WORK INSTRUCTIONS:
Type the records out again in full, exactly.

EXTRACTED INFORMATION:
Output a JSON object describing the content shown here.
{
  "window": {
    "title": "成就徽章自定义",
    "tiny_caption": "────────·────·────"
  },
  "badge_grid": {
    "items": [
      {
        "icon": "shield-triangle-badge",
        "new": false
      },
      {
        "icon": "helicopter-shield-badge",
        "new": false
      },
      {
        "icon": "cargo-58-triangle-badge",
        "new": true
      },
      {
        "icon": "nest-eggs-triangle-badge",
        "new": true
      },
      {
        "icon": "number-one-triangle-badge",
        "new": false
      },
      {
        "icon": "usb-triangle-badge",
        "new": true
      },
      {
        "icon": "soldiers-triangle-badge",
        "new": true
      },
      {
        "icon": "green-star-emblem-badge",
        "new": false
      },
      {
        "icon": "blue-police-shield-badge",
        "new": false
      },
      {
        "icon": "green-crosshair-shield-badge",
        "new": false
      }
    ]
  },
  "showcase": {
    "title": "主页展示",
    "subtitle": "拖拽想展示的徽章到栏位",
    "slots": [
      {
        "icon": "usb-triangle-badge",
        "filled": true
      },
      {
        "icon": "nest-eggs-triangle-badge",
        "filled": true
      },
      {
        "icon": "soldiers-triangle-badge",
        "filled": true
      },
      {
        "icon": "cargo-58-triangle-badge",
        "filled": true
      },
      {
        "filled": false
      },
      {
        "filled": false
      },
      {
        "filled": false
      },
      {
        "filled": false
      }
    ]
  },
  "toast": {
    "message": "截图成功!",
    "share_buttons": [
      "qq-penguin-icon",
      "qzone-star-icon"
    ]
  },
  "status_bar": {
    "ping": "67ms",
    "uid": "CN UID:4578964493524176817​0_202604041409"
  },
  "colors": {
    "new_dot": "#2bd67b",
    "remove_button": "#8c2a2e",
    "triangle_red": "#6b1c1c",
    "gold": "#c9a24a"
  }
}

SOLUTION TO THIS TASK:
Output a JSON object describing the content shown here.
{
  "window": {
    "title": "成就徽章自定义",
    "tiny_caption": "────────·────·────"
  },
  "badge_grid": {
    "items": [
      {
        "icon": "shield-triangle-badge",
        "new": false
      },
      {
        "icon": "helicopter-shield-badge",
        "new": false
      },
      {
        "icon": "cargo-58-triangle-badge",
        "new": true
      },
      {
        "icon": "nest-eggs-triangle-badge",
        "new": true
      },
      {
        "icon": "number-one-triangle-badge",
        "new": false
      },
      {
        "icon": "usb-triangle-badge",
        "new": true
      },
      {
        "icon": "soldiers-triangle-badge",
        "new": true
      },
      {
        "icon": "green-star-emblem-badge",
        "new": false
      },
      {
        "icon": "blue-police-shield-badge",
        "new": false
      },
      {
        "icon": "green-crosshair-shield-badge",
        "new": false
      }
    ]
  },
  "showcase": {
    "title": "主页展示",
    "subtitle": "拖拽想展示的徽章到栏位",
    "slots": [
      {
        "icon": "usb-triangle-badge",
        "filled": true
      },
      {
        "icon": "nest-eggs-triangle-badge",
        "filled": true
      },
      {
        "icon": "soldiers-triangle-badge",
        "filled": true
      },
      {
        "icon": "cargo-58-triangle-badge",
        "filled": true
      },
      {
        "filled": false
      },
      {
        "filled": false
      },
      {
        "filled": false
      },
      {
        "filled": false
      }
    ]
  },
  "toast": {
    "message": "截图成功!",
    "share_buttons": [
      "qq-penguin-icon",
      "qzone-star-icon"
    ]
  },
  "status_bar": {
    "ping": "67ms",
    "uid": "CN UID:4578964493524176817​0_202604041409"
  },
  "colors": {
    "new_dot": "#2bd67b",
    "remove_button": "#8c2a2e",
    "triangle_red": "#6b1c1c",
    "gold": "#c9a24a"
  }
}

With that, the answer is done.